Saturday 09 Oct 2021 | 04:19 | SYDNEY
Saturday 09 Oct 2021 | 04:19 | SYDNEY

Indian students: New data clears air


Rory Medcalf


11 August 2011 17:19

So at last we have hard data to test the claim that many Indian students in Australia have been the victims of racially-motivated crime. And the picture turns out to be much more complicated than the racist caricature presented in hyper-competitive, hyper-sensationalist parts of the Indian media. 

Here are some of my initial impressions. The Australian Institute of Criminology's exhaustive survey of crime data relating to more than 400,000 foreign students in Australia shows that foreign students are less likely to be the victim of physical assault than the general population. 

Australia is a safe and welcoming place for the overwhelming majority of Indian and other foreign students. In general, it seems, foreign students are actually safer in Australia than many Australians. And Australia is mostly a calm, tolerant and law-abiding place – a point worth bearing in mind in an awful week when the streets of Melbourne and Sydney are looking a lot safer than London or Birmingham.
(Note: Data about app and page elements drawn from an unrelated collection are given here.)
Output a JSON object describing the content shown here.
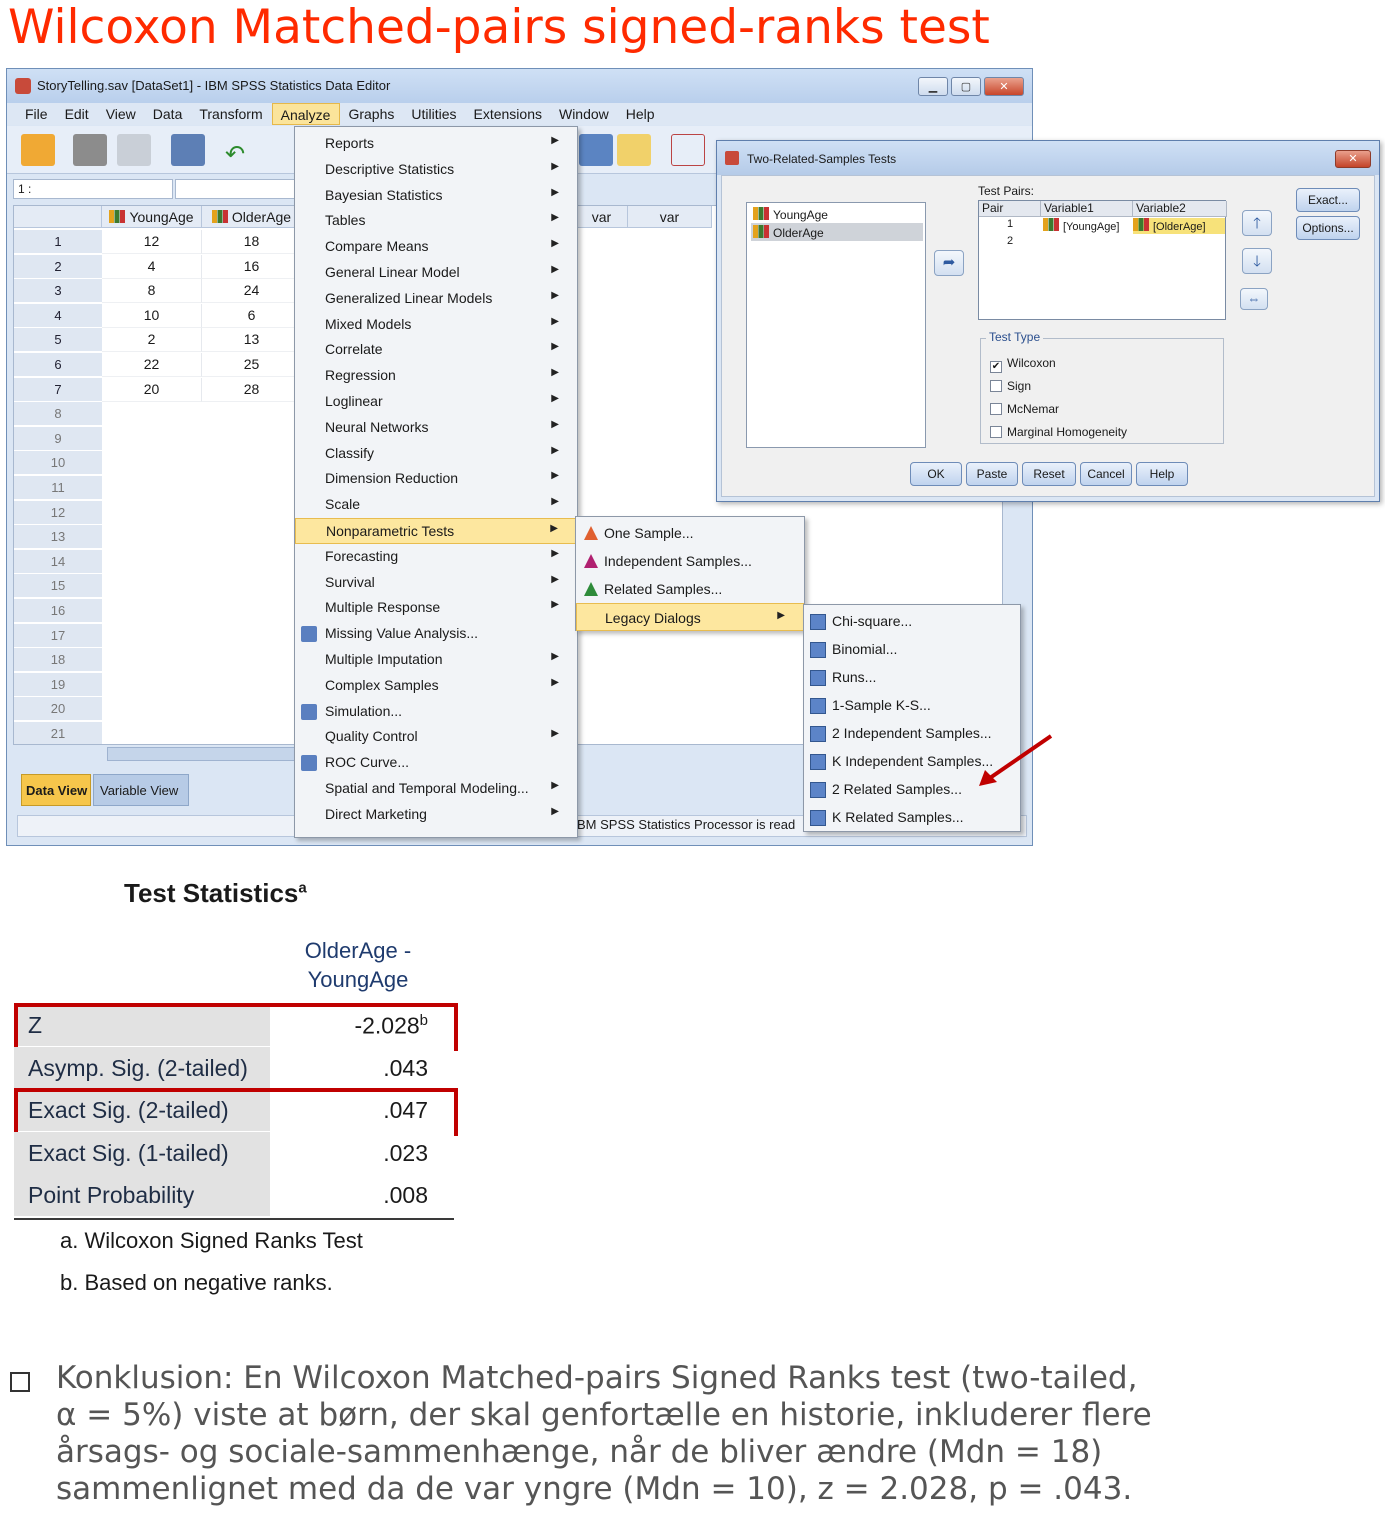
{
  "slide": {
    "title": "Wilcoxon Matched-pairs signed-ranks test"
  },
  "spss": {
    "window_title": "StoryTelling.sav [DataSet1] - IBM SPSS Statistics Data Editor",
    "menubar": [
      "File",
      "Edit",
      "View",
      "Data",
      "Transform",
      "Analyze",
      "Graphs",
      "Utilities",
      "Extensions",
      "Window",
      "Help"
    ],
    "active_menu": "Analyze",
    "cell_ref": "1 :",
    "columns": [
      "YoungAge",
      "OlderAge",
      "var",
      "var"
    ],
    "rows": [
      {
        "num": "1",
        "young": "12",
        "older": "18"
      },
      {
        "num": "2",
        "young": "4",
        "older": "16"
      },
      {
        "num": "3",
        "young": "8",
        "older": "24"
      },
      {
        "num": "4",
        "young": "10",
        "older": "6"
      },
      {
        "num": "5",
        "young": "2",
        "older": "13"
      },
      {
        "num": "6",
        "young": "22",
        "older": "25"
      },
      {
        "num": "7",
        "young": "20",
        "older": "28"
      }
    ],
    "empty_rows": [
      "8",
      "9",
      "10",
      "11",
      "12",
      "13",
      "14",
      "15",
      "16",
      "17",
      "18",
      "19",
      "20",
      "21"
    ],
    "tabs": {
      "data_view": "Data View",
      "variable_view": "Variable View"
    },
    "status": "BM SPSS Statistics Processor is read",
    "analyze_menu": [
      {
        "label": "Reports",
        "submenu": true
      },
      {
        "label": "Descriptive Statistics",
        "submenu": true
      },
      {
        "label": "Bayesian Statistics",
        "submenu": true
      },
      {
        "label": "Tables",
        "submenu": true
      },
      {
        "label": "Compare Means",
        "submenu": true
      },
      {
        "label": "General Linear Model",
        "submenu": true
      },
      {
        "label": "Generalized Linear Models",
        "submenu": true
      },
      {
        "label": "Mixed Models",
        "submenu": true
      },
      {
        "label": "Correlate",
        "submenu": true
      },
      {
        "label": "Regression",
        "submenu": true
      },
      {
        "label": "Loglinear",
        "submenu": true
      },
      {
        "label": "Neural Networks",
        "submenu": true
      },
      {
        "label": "Classify",
        "submenu": true
      },
      {
        "label": "Dimension Reduction",
        "submenu": true
      },
      {
        "label": "Scale",
        "submenu": true
      },
      {
        "label": "Nonparametric Tests",
        "submenu": true,
        "highlight": true
      },
      {
        "label": "Forecasting",
        "submenu": true
      },
      {
        "label": "Survival",
        "submenu": true
      },
      {
        "label": "Multiple Response",
        "submenu": true
      },
      {
        "label": "Missing Value Analysis...",
        "submenu": false,
        "icon": true
      },
      {
        "label": "Multiple Imputation",
        "submenu": true
      },
      {
        "label": "Complex Samples",
        "submenu": true
      },
      {
        "label": "Simulation...",
        "submenu": false,
        "icon": true
      },
      {
        "label": "Quality Control",
        "submenu": true
      },
      {
        "label": "ROC Curve...",
        "submenu": false,
        "icon": true
      },
      {
        "label": "Spatial and Temporal Modeling...",
        "submenu": true
      },
      {
        "label": "Direct Marketing",
        "submenu": true
      }
    ],
    "nonparametric_menu": [
      {
        "label": "One Sample...",
        "color": "#e06030"
      },
      {
        "label": "Independent Samples...",
        "color": "#b02070"
      },
      {
        "label": "Related Samples...",
        "color": "#2e8b3a"
      },
      {
        "label": "Legacy Dialogs",
        "highlight": true
      }
    ],
    "legacy_menu": [
      "Chi-square...",
      "Binomial...",
      "Runs...",
      "1-Sample K-S...",
      "2 Independent Samples...",
      "K Independent Samples...",
      "2 Related Samples...",
      "K Related Samples..."
    ]
  },
  "dialog": {
    "title": "Two-Related-Samples Tests",
    "close": "✕",
    "variables": [
      "YoungAge",
      "OlderAge"
    ],
    "test_pairs_label": "Test Pairs:",
    "pairs_headers": [
      "Pair",
      "Variable1",
      "Variable2"
    ],
    "pairs": [
      {
        "pair": "1",
        "var1": "[YoungAge]",
        "var2": "[OlderAge]"
      },
      {
        "pair": "2",
        "var1": "",
        "var2": ""
      }
    ],
    "test_type_label": "Test Type",
    "test_types": [
      {
        "label": "Wilcoxon",
        "checked": "✔"
      },
      {
        "label": "Sign",
        "checked": ""
      },
      {
        "label": "McNemar",
        "checked": ""
      },
      {
        "label": "Marginal Homogeneity",
        "checked": ""
      }
    ],
    "side_buttons": [
      "Exact...",
      "Options..."
    ],
    "bottom_buttons": [
      "OK",
      "Paste",
      "Reset",
      "Cancel",
      "Help"
    ]
  },
  "test_statistics": {
    "title": "Test Statistics",
    "title_sup": "a",
    "col_header_line1": "OlderAge -",
    "col_header_line2": "YoungAge",
    "rows": [
      {
        "label": "Z",
        "value": "-2.028",
        "sup": "b",
        "boxed": true
      },
      {
        "label": "Asymp. Sig. (2-tailed)",
        "value": ".043",
        "sup": "",
        "boxed": false
      },
      {
        "label": "Exact Sig. (2-tailed)",
        "value": ".047",
        "sup": "",
        "boxed": true
      },
      {
        "label": "Exact Sig. (1-tailed)",
        "value": ".023",
        "sup": "",
        "boxed": false
      },
      {
        "label": "Point Probability",
        "value": ".008",
        "sup": "",
        "boxed": false
      }
    ],
    "footnotes": [
      "a. Wilcoxon Signed Ranks Test",
      "b. Based on negative ranks."
    ]
  },
  "conclusion": {
    "lead": "Konklusion: ",
    "text": "En Wilcoxon Matched-pairs Signed Ranks test (two-tailed, α = 5%) viste at børn, der skal genfortælle en historie, inkluderer flere årsags- og sociale-sammenhænge, når de bliver ændre (Mdn = 18) sammenlignet med da de var yngre (Mdn = 10), z = 2.028, p = .043."
  },
  "colors": {
    "title": "#ff2a00",
    "highlight": "#fde79f",
    "red_box": "#c00000"
  }
}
When it comes to acts of robbery, the picture is slightly different, and somewhat troubling. Between 2005 and 2009, in some parts of Australia, Indian students were more likely than students from other countries to be the victims of robbery. So on this score, the Indian media and the Indian Government were right to be concerned.

But the evidence in the report suggests that the main reasons for these attacks were not related to race. Instead, the numbers confirm that young male Indian students in Australia often work in late-night service jobs – taxi drivers, petrol station attendants, convenience store workers. And like anyone doing such jobs, or using public transport or being on the streets late at night, they are more at risk of robbery. Stating this fact is not to condone the crimes, nor is it to blame the victims in any way. It is simply stating a fact.
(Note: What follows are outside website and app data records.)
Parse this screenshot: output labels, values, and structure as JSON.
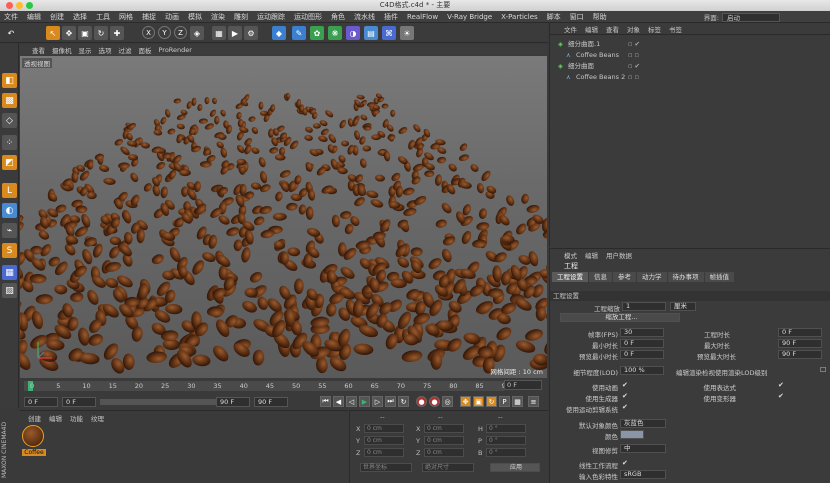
{
  "window": {
    "title": "C4D格式.c4d * - 主要"
  },
  "menubar": [
    "文件",
    "编辑",
    "创建",
    "选择",
    "工具",
    "网格",
    "捕捉",
    "动画",
    "模拟",
    "渲染",
    "雕刻",
    "运动跟踪",
    "运动图形",
    "角色",
    "流水线",
    "插件",
    "RealFlow",
    "V-Ray Bridge",
    "X-Particles",
    "脚本",
    "窗口",
    "帮助"
  ],
  "layout": {
    "label": "界面:",
    "value": "启动"
  },
  "toolbar": {
    "axis_x": "X",
    "axis_y": "Y",
    "axis_z": "Z"
  },
  "viewport": {
    "menu": [
      "查看",
      "摄像机",
      "显示",
      "选项",
      "过滤",
      "面板",
      "ProRender"
    ],
    "label": "透视视图",
    "grid_info": "网格间距 : 10 cm"
  },
  "timeline": {
    "ticks": [
      "0",
      "5",
      "10",
      "15",
      "20",
      "25",
      "30",
      "35",
      "40",
      "45",
      "50",
      "55",
      "60",
      "65",
      "70",
      "75",
      "80",
      "85",
      "90"
    ],
    "frame": "0 F"
  },
  "transport": {
    "start": "0 F",
    "current": "0 F",
    "end": "90 F",
    "end2": "90 F"
  },
  "materials": {
    "menu": [
      "创建",
      "编辑",
      "功能",
      "纹理"
    ],
    "item": "Coffee"
  },
  "coordinates": {
    "header": "--",
    "rows": [
      {
        "a": "X",
        "av": "0 cm",
        "b": "X",
        "bv": "0 cm",
        "c": "H",
        "cv": "0 °"
      },
      {
        "a": "Y",
        "av": "0 cm",
        "b": "Y",
        "bv": "0 cm",
        "c": "P",
        "cv": "0 °"
      },
      {
        "a": "Z",
        "av": "0 cm",
        "b": "Z",
        "bv": "0 cm",
        "c": "B",
        "cv": "0 °"
      }
    ],
    "mode1": "世界坐标",
    "mode2": "绝对尺寸",
    "apply": "应用"
  },
  "objects": {
    "menu": [
      "文件",
      "编辑",
      "查看",
      "对象",
      "标签",
      "书签"
    ],
    "items": [
      {
        "name": "细分曲面.1",
        "indent": 0
      },
      {
        "name": "Coffee Beans",
        "indent": 1
      },
      {
        "name": "细分曲面",
        "indent": 0
      },
      {
        "name": "Coffee Beans 2",
        "indent": 1
      }
    ]
  },
  "attributes": {
    "menu": [
      "模式",
      "编辑",
      "用户数据"
    ],
    "title": "工程",
    "tabs": [
      "工程设置",
      "信息",
      "参考",
      "动力学",
      "待办事项",
      "帧插值"
    ],
    "section": "工程设置",
    "scale_label": "工程缩放",
    "scale_value": "1",
    "scale_unit": "厘米",
    "scale_button": "缩放工程...",
    "fps_label": "帧率(FPS)",
    "fps": "30",
    "duration_label": "工程时长",
    "duration": "0 F",
    "min_time_label": "最小时长",
    "min_time": "0 F",
    "max_time_label": "最大时长",
    "max_time": "90 F",
    "prev_min_label": "预览最小时长",
    "prev_min": "0 F",
    "prev_max_label": "预览最大时长",
    "prev_max": "90 F",
    "lod_label": "细节程度(LOD)",
    "lod": "100 %",
    "lod_render_label": "编辑渲染检视使用渲染LOD级别",
    "use_anim": "使用动画",
    "use_expr": "使用表达式",
    "use_gen": "使用生成器",
    "use_deform": "使用变形器",
    "use_motion": "使用运动剪辑系统",
    "default_color_label": "默认对象颜色",
    "default_color_value": "灰蓝色",
    "color_label": "颜色",
    "view_clip_label": "视图修剪",
    "view_clip_value": "中",
    "linear_label": "线性工作流程",
    "input_color_label": "输入色彩特性",
    "input_color_value": "sRGB"
  }
}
Importantly, the data indicates that not a single death of an Indian student in Australia has been connected with racism. In 21 years, a total of eight Indian students have died in Australia from various causes, according to the report. And remember, that is out of hundreds of thousands of young Indians who have visited Australia during that period.

One of these deaths, which rightly made the headlines, was the tragic stabbing and robbing of a young Indian man, Nitin Garg, in a Melbourne park. A 16-year-old has pleaded guilty to this murderous act.
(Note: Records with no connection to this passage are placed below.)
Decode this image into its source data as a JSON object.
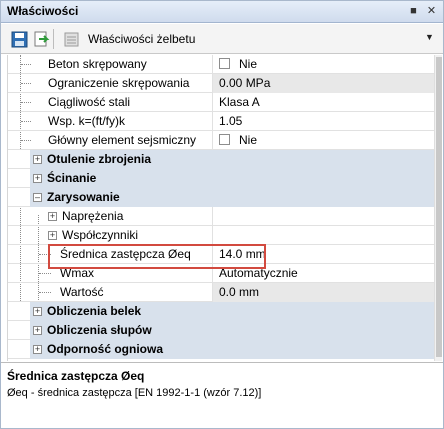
{
  "panel": {
    "title": "Właściwości"
  },
  "toolbar": {
    "save_icon": "save-icon",
    "export_icon": "export-icon",
    "properties_icon": "properties-icon",
    "label": "Właściwości żelbetu"
  },
  "rows": {
    "beton_label": "Beton skrępowany",
    "beton_value": "Nie",
    "ograniczenie_label": "Ograniczenie skrępowania",
    "ograniczenie_value": "0.00 MPa",
    "ciagliwosc_label": "Ciągliwość stali",
    "ciagliwosc_value": "Klasa A",
    "wsp_label": "Wsp. k=(ft/fy)k",
    "wsp_value": "1.05",
    "glowny_label": "Główny element sejsmiczny",
    "glowny_value": "Nie",
    "otulenie": "Otulenie zbrojenia",
    "scinanie": "Ścinanie",
    "zarysowanie": "Zarysowanie",
    "naprezenia": "Naprężenia",
    "wspolczynniki": "Współczynniki",
    "srednica_label": "Średnica zastępcza Øeq",
    "srednica_value": "14.0 mm",
    "wmax_label": "Wmax",
    "wmax_value": "Automatycznie",
    "wartosc_label": "Wartość",
    "wartosc_value": "0.0 mm",
    "belek": "Obliczenia belek",
    "slupow": "Obliczenia słupów",
    "odpornosc": "Odporność ogniowa"
  },
  "help": {
    "title": "Średnica zastępcza Øeq",
    "description": "Øeq - średnica zastępcza [EN 1992-1-1 (wzór 7.12)]"
  }
}
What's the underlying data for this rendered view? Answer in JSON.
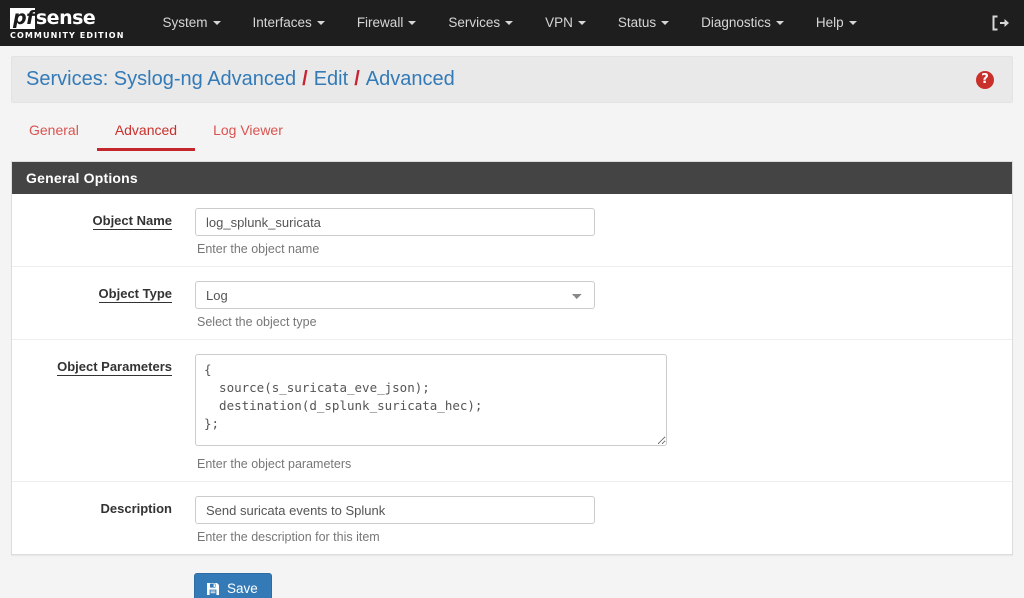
{
  "navbar": {
    "brand": {
      "pf": "pf",
      "sense": "sense",
      "subtitle": "COMMUNITY EDITION"
    },
    "items": [
      {
        "label": "System",
        "has_caret": true
      },
      {
        "label": "Interfaces",
        "has_caret": true
      },
      {
        "label": "Firewall",
        "has_caret": true
      },
      {
        "label": "Services",
        "has_caret": true
      },
      {
        "label": "VPN",
        "has_caret": true
      },
      {
        "label": "Status",
        "has_caret": true
      },
      {
        "label": "Diagnostics",
        "has_caret": true
      },
      {
        "label": "Help",
        "has_caret": true
      }
    ],
    "logout_icon": "logout-icon"
  },
  "breadcrumb": {
    "crumbs": [
      "Services: Syslog-ng Advanced",
      "Edit",
      "Advanced"
    ],
    "separator": "/",
    "help_icon_label": "?"
  },
  "tabs": [
    {
      "label": "General",
      "active": false
    },
    {
      "label": "Advanced",
      "active": true
    },
    {
      "label": "Log Viewer",
      "active": false
    }
  ],
  "panel": {
    "heading": "General Options",
    "fields": [
      {
        "label": "Object Name",
        "required": true,
        "type": "text",
        "value": "log_splunk_suricata",
        "help": "Enter the object name"
      },
      {
        "label": "Object Type",
        "required": true,
        "type": "select",
        "value": "Log",
        "options": [
          "Log"
        ],
        "help": "Select the object type"
      },
      {
        "label": "Object Parameters",
        "required": true,
        "type": "textarea",
        "value": "{\n  source(s_suricata_eve_json);\n  destination(d_splunk_suricata_hec);\n};",
        "help": "Enter the object parameters"
      },
      {
        "label": "Description",
        "required": false,
        "type": "text",
        "value": "Send suricata events to Splunk",
        "help": "Enter the description for this item"
      }
    ]
  },
  "actions": {
    "save_label": "Save",
    "save_icon": "save-floppy-icon"
  },
  "colors": {
    "navbar_bg": "#1e1e1e",
    "page_bg": "#f4f4f4",
    "panel_heading_bg": "#444444",
    "breadcrumb_link": "#337ab7",
    "breadcrumb_sep": "#c82333",
    "tab_active": "#c3272b",
    "primary_button": "#337ab7",
    "help_icon": "#c9302c"
  }
}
But the facts now prove that there is not a racist crime wave. Like any country, Australia has its share of crime, and some of that is violent crime. Because of the reach of modern media, especially social media, any particular crime can become widely reported very quickly. And sometimes that means the facts and details can be lost in a media impression of a crime wave running out of control.

At last, thankfully, the authorities in Australia have produced some credible, powerful data to prove that there is no racist crime wave against Indians in Australia. Indians are one of our fastest growing communities – the number of Hindus in Australia has doubled in the past five years alone — and this is all to the good. People of Indian origin are a vital part of modern Australia's success story, and will be essential to our future in the Asian century. The crisis of recent years has been a timely wake-up call to ensure that Australian Governments improve their policies on student safety, student welfare, the quality of courses and the sustainability of the visa rules.

I wish the authorities had been able to release data sooner, and I have previously urged the Government to make this a priority. It would have helped prevent a lot of misunderstanding and damage to Australia's good name. But the criminology report needed detailed work, including persuading state governments to release confidential information. 

Now it is time to clear the air, and to make sure that education links can be a bulwark, and not an obstacle, to close ties between our two democracies. As it is, Australia-India relations, while they have enormous promise, also need a lot of help. The Indian Prime Minister's disappointing decision to skip the Commonwealth summit in Perth in October is proof of this. But that is another blog post.

Photo by Flickr user mugley.